I clearly recall my ex-best-friend at the time, Gayton, and his buddy, Sascha, trying to force me to go into a Lutheran church one day on our way back from school. I punched them both and ran all the way home in terror. And never spoke to Gayton every again.
"Yeah," says Refiloe, "but you don't know the EXTENT of it!"
"That's true," I say, "I don't. But I know a tiny bit."
"Have you ever had a black girlfriend?" she demands.
"No," I say.
"Proof!" she says.
"Of what?" I say. "All it proves is that I've not had the opportunity to fall in love with a black woman."
We decide to can this conversation. It's just getting heated, and there are no real answers anyway.
The food arrives, and that shuts us up. I've been very specific about ordering a half portion of the oxtail stew. A three-legged potjie arrives. That's mine. "No!" I say, "I asked for the half portion!"
Sharon, our waitress, says, "I know. This IS the half portion."
"Are you sure there hasn't been a mistake?"
"You should SEE our full portion," she says.
I'd rather not.
What I AM glad about is this. First thing this morning when I woke up, while Rhameez was showering, I phoned Ronelle, our production manager. "Hello Ronelle," I said.
She said, "What's WRONG????"
"Oh," I said, "nothing much. Apart from this terrrrrrrrible place we stayed in. I've spoken to Brand and Rhameez, and there's no way we're staying here tonight. We've gotta have separate rooms. And not here."
"Okay," she says. "I'll work on it."
The reason we were sharing in the first place is that this is quite a low budget shoot we're doing. We kinda figured that we should save money on the luxuries. But I can tell you this... next time you're planning a shoot, make SURE that your people have separate rooms. You CANNOT work with people all day and then still share accommodation. It's just too much. No down time.
As we were driving into town this morning, Rhameez spotted a sign. "Hey! I've stayed there before," he says. "It's not great, but at least it's got separate rooms."

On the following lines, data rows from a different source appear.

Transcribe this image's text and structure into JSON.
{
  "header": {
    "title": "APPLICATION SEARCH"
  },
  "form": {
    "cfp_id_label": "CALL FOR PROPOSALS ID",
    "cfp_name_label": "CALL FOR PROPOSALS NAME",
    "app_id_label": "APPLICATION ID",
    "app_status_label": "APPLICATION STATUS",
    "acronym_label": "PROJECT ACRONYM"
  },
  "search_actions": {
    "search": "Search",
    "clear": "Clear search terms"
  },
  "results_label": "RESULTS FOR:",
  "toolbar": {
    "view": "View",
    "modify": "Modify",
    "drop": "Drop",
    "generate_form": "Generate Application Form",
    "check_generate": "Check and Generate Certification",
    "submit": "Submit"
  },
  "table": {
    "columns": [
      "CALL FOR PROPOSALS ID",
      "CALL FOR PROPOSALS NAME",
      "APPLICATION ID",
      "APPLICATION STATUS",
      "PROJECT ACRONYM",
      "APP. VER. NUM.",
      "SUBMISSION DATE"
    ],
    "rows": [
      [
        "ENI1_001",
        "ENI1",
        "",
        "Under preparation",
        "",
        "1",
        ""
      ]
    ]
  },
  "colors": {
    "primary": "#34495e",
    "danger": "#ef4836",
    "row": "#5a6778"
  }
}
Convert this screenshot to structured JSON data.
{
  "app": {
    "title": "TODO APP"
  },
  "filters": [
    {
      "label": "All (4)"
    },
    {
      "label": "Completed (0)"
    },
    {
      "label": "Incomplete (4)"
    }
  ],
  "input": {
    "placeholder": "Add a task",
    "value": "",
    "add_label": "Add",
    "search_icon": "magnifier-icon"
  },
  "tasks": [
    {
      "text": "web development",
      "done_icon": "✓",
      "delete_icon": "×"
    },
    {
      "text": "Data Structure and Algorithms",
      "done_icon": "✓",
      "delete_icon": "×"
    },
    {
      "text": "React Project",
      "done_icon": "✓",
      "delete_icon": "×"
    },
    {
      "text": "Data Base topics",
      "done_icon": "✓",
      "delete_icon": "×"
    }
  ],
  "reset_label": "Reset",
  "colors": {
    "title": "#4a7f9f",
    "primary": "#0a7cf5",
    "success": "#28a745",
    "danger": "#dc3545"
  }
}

I phone Ronelle. "There's a place Rhameez has stayed at," I say. "It's called 'Lonely Oaks'. He says it's okay. And it should be a similar price."
She phones back and says, "You're booked in there tonight. No sharing."
Refiloe and I say goodnight. "Let's just watch our backs on the way out of here," I say. Those moustaches are bristling. This is white-might territory. "Can I walk you to your room?"
"I'll sms you when I'm safe and sound," she says.
The sms arrives two minutes later, and I don't have to worry about being a Jewboy here in the heart of the great racial divide.